Work instructions
Among the lines of the records below, copy those that hold the word "Home".

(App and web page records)

———

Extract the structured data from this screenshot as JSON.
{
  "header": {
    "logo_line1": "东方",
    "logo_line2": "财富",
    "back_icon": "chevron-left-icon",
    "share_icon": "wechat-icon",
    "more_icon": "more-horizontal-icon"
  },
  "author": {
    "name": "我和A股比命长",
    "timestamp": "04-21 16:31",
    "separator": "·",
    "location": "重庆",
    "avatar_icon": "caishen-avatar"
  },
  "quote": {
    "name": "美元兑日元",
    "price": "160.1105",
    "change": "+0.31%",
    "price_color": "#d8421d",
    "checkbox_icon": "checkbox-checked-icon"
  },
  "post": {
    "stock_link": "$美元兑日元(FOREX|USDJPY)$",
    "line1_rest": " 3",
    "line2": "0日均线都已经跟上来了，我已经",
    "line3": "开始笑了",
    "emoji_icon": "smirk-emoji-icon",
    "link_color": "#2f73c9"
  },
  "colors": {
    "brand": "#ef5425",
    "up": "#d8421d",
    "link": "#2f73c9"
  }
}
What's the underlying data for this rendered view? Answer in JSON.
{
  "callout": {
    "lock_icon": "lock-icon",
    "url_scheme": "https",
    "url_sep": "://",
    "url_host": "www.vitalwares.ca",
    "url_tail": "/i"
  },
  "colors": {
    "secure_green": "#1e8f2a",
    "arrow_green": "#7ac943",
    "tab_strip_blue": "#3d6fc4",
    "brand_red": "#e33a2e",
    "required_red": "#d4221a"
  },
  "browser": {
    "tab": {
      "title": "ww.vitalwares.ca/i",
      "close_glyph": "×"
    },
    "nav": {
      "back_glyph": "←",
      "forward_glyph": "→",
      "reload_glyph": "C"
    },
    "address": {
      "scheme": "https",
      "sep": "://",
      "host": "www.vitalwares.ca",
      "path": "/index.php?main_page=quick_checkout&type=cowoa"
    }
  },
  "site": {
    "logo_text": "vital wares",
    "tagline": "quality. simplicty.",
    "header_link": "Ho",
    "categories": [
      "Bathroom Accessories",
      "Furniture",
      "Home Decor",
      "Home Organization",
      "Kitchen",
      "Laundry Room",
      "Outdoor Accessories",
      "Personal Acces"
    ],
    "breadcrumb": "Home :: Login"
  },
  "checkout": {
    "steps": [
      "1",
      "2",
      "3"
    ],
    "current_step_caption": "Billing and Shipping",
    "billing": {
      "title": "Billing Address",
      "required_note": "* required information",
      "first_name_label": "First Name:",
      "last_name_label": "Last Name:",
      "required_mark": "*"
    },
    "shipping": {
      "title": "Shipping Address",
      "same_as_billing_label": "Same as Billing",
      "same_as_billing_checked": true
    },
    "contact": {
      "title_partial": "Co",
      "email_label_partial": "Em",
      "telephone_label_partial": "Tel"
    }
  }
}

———

Exercise output
      "Home Decor",
      "Home Organization",
    "breadcrumb": "Home :: Login"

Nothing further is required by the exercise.